Top of EXERCISE INPUTS

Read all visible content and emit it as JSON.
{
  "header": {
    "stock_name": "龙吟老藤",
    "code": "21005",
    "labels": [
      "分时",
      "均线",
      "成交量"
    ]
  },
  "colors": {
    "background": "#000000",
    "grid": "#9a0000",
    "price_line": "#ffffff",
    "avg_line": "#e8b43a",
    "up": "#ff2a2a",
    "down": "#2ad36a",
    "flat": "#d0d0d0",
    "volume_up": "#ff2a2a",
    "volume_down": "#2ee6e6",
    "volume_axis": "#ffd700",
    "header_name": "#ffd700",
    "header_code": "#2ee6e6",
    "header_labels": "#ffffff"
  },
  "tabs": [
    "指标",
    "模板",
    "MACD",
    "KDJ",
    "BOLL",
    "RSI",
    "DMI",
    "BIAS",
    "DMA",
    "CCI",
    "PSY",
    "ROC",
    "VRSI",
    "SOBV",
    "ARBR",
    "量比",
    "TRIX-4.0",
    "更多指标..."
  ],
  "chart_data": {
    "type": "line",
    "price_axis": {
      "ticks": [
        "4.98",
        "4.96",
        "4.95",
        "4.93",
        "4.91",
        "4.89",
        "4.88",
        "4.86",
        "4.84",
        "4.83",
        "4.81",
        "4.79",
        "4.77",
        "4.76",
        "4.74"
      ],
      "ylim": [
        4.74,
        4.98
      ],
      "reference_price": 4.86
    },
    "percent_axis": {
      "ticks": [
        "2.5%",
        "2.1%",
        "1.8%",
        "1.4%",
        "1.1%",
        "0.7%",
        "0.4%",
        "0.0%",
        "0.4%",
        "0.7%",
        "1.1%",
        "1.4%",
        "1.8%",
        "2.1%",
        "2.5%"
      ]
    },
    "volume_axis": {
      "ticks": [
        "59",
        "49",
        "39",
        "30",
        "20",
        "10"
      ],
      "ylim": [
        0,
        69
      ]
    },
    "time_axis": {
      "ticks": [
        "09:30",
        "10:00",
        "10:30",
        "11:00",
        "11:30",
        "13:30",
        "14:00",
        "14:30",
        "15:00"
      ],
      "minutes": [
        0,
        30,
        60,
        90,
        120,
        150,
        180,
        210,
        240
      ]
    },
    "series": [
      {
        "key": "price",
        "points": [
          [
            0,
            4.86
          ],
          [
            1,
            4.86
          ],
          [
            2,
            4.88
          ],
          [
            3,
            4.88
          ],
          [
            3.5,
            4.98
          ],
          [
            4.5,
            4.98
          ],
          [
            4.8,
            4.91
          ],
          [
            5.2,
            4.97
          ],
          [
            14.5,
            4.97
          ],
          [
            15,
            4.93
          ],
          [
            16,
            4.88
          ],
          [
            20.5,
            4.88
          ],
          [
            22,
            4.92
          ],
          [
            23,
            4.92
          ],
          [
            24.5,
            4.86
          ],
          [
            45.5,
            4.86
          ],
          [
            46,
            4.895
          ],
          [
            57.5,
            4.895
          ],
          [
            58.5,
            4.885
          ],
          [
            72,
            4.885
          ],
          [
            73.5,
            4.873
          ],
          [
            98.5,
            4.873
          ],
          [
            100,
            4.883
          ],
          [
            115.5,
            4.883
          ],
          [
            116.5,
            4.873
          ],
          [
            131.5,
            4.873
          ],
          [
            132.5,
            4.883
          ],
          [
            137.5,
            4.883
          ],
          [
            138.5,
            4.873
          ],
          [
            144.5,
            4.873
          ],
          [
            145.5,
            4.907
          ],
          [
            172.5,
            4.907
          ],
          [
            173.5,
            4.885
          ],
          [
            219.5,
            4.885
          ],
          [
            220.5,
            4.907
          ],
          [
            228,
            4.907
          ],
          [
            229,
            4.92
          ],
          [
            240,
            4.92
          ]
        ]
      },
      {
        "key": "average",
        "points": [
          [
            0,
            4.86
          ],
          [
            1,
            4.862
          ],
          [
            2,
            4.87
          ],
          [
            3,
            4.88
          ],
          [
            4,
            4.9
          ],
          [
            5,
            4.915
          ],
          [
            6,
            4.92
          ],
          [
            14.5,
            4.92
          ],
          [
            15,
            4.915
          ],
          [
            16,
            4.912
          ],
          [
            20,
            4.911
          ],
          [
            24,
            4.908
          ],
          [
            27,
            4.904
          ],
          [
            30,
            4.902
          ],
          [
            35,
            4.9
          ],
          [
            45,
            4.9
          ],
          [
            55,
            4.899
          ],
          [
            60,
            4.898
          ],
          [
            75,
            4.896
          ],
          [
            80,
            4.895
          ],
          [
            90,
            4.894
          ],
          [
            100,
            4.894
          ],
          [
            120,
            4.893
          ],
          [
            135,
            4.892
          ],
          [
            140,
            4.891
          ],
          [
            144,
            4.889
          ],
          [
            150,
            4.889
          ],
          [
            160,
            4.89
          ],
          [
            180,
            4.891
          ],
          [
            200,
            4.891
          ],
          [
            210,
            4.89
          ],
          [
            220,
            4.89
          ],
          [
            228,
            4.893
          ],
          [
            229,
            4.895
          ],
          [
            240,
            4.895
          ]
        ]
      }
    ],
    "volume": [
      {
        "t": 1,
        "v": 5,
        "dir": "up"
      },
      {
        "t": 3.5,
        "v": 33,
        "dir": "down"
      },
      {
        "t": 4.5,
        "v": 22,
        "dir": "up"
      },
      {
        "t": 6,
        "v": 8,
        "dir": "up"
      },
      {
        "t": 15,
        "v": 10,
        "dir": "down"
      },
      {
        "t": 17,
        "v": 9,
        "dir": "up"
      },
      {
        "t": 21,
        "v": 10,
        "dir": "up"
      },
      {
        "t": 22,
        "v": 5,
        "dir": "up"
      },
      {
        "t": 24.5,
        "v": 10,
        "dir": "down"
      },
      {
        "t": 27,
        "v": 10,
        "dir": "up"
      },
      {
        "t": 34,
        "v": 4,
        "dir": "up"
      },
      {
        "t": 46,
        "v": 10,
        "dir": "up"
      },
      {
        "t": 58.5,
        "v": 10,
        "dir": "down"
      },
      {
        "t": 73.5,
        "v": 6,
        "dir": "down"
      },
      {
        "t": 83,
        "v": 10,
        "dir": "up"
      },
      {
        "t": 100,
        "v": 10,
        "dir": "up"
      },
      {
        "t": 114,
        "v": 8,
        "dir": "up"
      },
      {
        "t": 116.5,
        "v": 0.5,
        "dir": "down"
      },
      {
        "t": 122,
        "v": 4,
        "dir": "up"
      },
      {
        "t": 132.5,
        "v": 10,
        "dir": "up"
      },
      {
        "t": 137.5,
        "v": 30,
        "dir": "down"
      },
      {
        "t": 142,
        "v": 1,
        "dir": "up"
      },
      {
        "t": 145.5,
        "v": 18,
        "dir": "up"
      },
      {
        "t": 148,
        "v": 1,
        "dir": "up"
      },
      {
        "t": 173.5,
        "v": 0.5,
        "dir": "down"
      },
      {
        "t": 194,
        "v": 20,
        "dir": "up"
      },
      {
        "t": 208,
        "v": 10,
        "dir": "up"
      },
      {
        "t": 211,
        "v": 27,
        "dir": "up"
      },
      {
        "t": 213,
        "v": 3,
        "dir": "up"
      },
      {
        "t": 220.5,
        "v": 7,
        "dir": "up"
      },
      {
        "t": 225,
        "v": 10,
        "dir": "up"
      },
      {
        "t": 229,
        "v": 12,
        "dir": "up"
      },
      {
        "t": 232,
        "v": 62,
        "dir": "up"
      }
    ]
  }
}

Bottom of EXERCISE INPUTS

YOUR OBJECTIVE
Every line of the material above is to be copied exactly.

ANSWER SECTION
Read all visible content and emit it as JSON.
{
  "header": {
    "stock_name": "龙吟老藤",
    "code": "21005",
    "labels": [
      "分时",
      "均线",
      "成交量"
    ]
  },
  "colors": {
    "background": "#000000",
    "grid": "#9a0000",
    "price_line": "#ffffff",
    "avg_line": "#e8b43a",
    "up": "#ff2a2a",
    "down": "#2ad36a",
    "flat": "#d0d0d0",
    "volume_up": "#ff2a2a",
    "volume_down": "#2ee6e6",
    "volume_axis": "#ffd700",
    "header_name": "#ffd700",
    "header_code": "#2ee6e6",
    "header_labels": "#ffffff"
  },
  "tabs": [
    "指标",
    "模板",
    "MACD",
    "KDJ",
    "BOLL",
    "RSI",
    "DMI",
    "BIAS",
    "DMA",
    "CCI",
    "PSY",
    "ROC",
    "VRSI",
    "SOBV",
    "ARBR",
    "量比",
    "TRIX-4.0",
    "更多指标..."
  ],
  "chart_data": {
    "type": "line",
    "price_axis": {
      "ticks": [
        "4.98",
        "4.96",
        "4.95",
        "4.93",
        "4.91",
        "4.89",
        "4.88",
        "4.86",
        "4.84",
        "4.83",
        "4.81",
        "4.79",
        "4.77",
        "4.76",
        "4.74"
      ],
      "ylim": [
        4.74,
        4.98
      ],
      "reference_price": 4.86
    },
    "percent_axis": {
      "ticks": [
        "2.5%",
        "2.1%",
        "1.8%",
        "1.4%",
        "1.1%",
        "0.7%",
        "0.4%",
        "0.0%",
        "0.4%",
        "0.7%",
        "1.1%",
        "1.4%",
        "1.8%",
        "2.1%",
        "2.5%"
      ]
    },
    "volume_axis": {
      "ticks": [
        "59",
        "49",
        "39",
        "30",
        "20",
        "10"
      ],
      "ylim": [
        0,
        69
      ]
    },
    "time_axis": {
      "ticks": [
        "09:30",
        "10:00",
        "10:30",
        "11:00",
        "11:30",
        "13:30",
        "14:00",
        "14:30",
        "15:00"
      ],
      "minutes": [
        0,
        30,
        60,
        90,
        120,
        150,
        180,
        210,
        240
      ]
    },
    "series": [
      {
        "key": "price",
        "points": [
          [
            0,
            4.86
          ],
          [
            1,
            4.86
          ],
          [
            2,
            4.88
          ],
          [
            3,
            4.88
          ],
          [
            3.5,
            4.98
          ],
          [
            4.5,
            4.98
          ],
          [
            4.8,
            4.91
          ],
          [
            5.2,
            4.97
          ],
          [
            14.5,
            4.97
          ],
          [
            15,
            4.93
          ],
          [
            16,
            4.88
          ],
          [
            20.5,
            4.88
          ],
          [
            22,
            4.92
          ],
          [
            23,
            4.92
          ],
          [
            24.5,
            4.86
          ],
          [
            45.5,
            4.86
          ],
          [
            46,
            4.895
          ],
          [
            57.5,
            4.895
          ],
          [
            58.5,
            4.885
          ],
          [
            72,
            4.885
          ],
          [
            73.5,
            4.873
          ],
          [
            98.5,
            4.873
          ],
          [
            100,
            4.883
          ],
          [
            115.5,
            4.883
          ],
          [
            116.5,
            4.873
          ],
          [
            131.5,
            4.873
          ],
          [
            132.5,
            4.883
          ],
          [
            137.5,
            4.883
          ],
          [
            138.5,
            4.873
          ],
          [
            144.5,
            4.873
          ],
          [
            145.5,
            4.907
          ],
          [
            172.5,
            4.907
          ],
          [
            173.5,
            4.885
          ],
          [
            219.5,
            4.885
          ],
          [
            220.5,
            4.907
          ],
          [
            228,
            4.907
          ],
          [
            229,
            4.92
          ],
          [
            240,
            4.92
          ]
        ]
      },
      {
        "key": "average",
        "points": [
          [
            0,
            4.86
          ],
          [
            1,
            4.862
          ],
          [
            2,
            4.87
          ],
          [
            3,
            4.88
          ],
          [
            4,
            4.9
          ],
          [
            5,
            4.915
          ],
          [
            6,
            4.92
          ],
          [
            14.5,
            4.92
          ],
          [
            15,
            4.915
          ],
          [
            16,
            4.912
          ],
          [
            20,
            4.911
          ],
          [
            24,
            4.908
          ],
          [
            27,
            4.904
          ],
          [
            30,
            4.902
          ],
          [
            35,
            4.9
          ],
          [
            45,
            4.9
          ],
          [
            55,
            4.899
          ],
          [
            60,
            4.898
          ],
          [
            75,
            4.896
          ],
          [
            80,
            4.895
          ],
          [
            90,
            4.894
          ],
          [
            100,
            4.894
          ],
          [
            120,
            4.893
          ],
          [
            135,
            4.892
          ],
          [
            140,
            4.891
          ],
          [
            144,
            4.889
          ],
          [
            150,
            4.889
          ],
          [
            160,
            4.89
          ],
          [
            180,
            4.891
          ],
          [
            200,
            4.891
          ],
          [
            210,
            4.89
          ],
          [
            220,
            4.89
          ],
          [
            228,
            4.893
          ],
          [
            229,
            4.895
          ],
          [
            240,
            4.895
          ]
        ]
      }
    ],
    "volume": [
      {
        "t": 1,
        "v": 5,
        "dir": "up"
      },
      {
        "t": 3.5,
        "v": 33,
        "dir": "down"
      },
      {
        "t": 4.5,
        "v": 22,
        "dir": "up"
      },
      {
        "t": 6,
        "v": 8,
        "dir": "up"
      },
      {
        "t": 15,
        "v": 10,
        "dir": "down"
      },
      {
        "t": 17,
        "v": 9,
        "dir": "up"
      },
      {
        "t": 21,
        "v": 10,
        "dir": "up"
      },
      {
        "t": 22,
        "v": 5,
        "dir": "up"
      },
      {
        "t": 24.5,
        "v": 10,
        "dir": "down"
      },
      {
        "t": 27,
        "v": 10,
        "dir": "up"
      },
      {
        "t": 34,
        "v": 4,
        "dir": "up"
      },
      {
        "t": 46,
        "v": 10,
        "dir": "up"
      },
      {
        "t": 58.5,
        "v": 10,
        "dir": "down"
      },
      {
        "t": 73.5,
        "v": 6,
        "dir": "down"
      },
      {
        "t": 83,
        "v": 10,
        "dir": "up"
      },
      {
        "t": 100,
        "v": 10,
        "dir": "up"
      },
      {
        "t": 114,
        "v": 8,
        "dir": "up"
      },
      {
        "t": 116.5,
        "v": 0.5,
        "dir": "down"
      },
      {
        "t": 122,
        "v": 4,
        "dir": "up"
      },
      {
        "t": 132.5,
        "v": 10,
        "dir": "up"
      },
      {
        "t": 137.5,
        "v": 30,
        "dir": "down"
      },
      {
        "t": 142,
        "v": 1,
        "dir": "up"
      },
      {
        "t": 145.5,
        "v": 18,
        "dir": "up"
      },
      {
        "t": 148,
        "v": 1,
        "dir": "up"
      },
      {
        "t": 173.5,
        "v": 0.5,
        "dir": "down"
      },
      {
        "t": 194,
        "v": 20,
        "dir": "up"
      },
      {
        "t": 208,
        "v": 10,
        "dir": "up"
      },
      {
        "t": 211,
        "v": 27,
        "dir": "up"
      },
      {
        "t": 213,
        "v": 3,
        "dir": "up"
      },
      {
        "t": 220.5,
        "v": 7,
        "dir": "up"
      },
      {
        "t": 225,
        "v": 10,
        "dir": "up"
      },
      {
        "t": 229,
        "v": 12,
        "dir": "up"
      },
      {
        "t": 232,
        "v": 62,
        "dir": "up"
      }
    ]
  }
}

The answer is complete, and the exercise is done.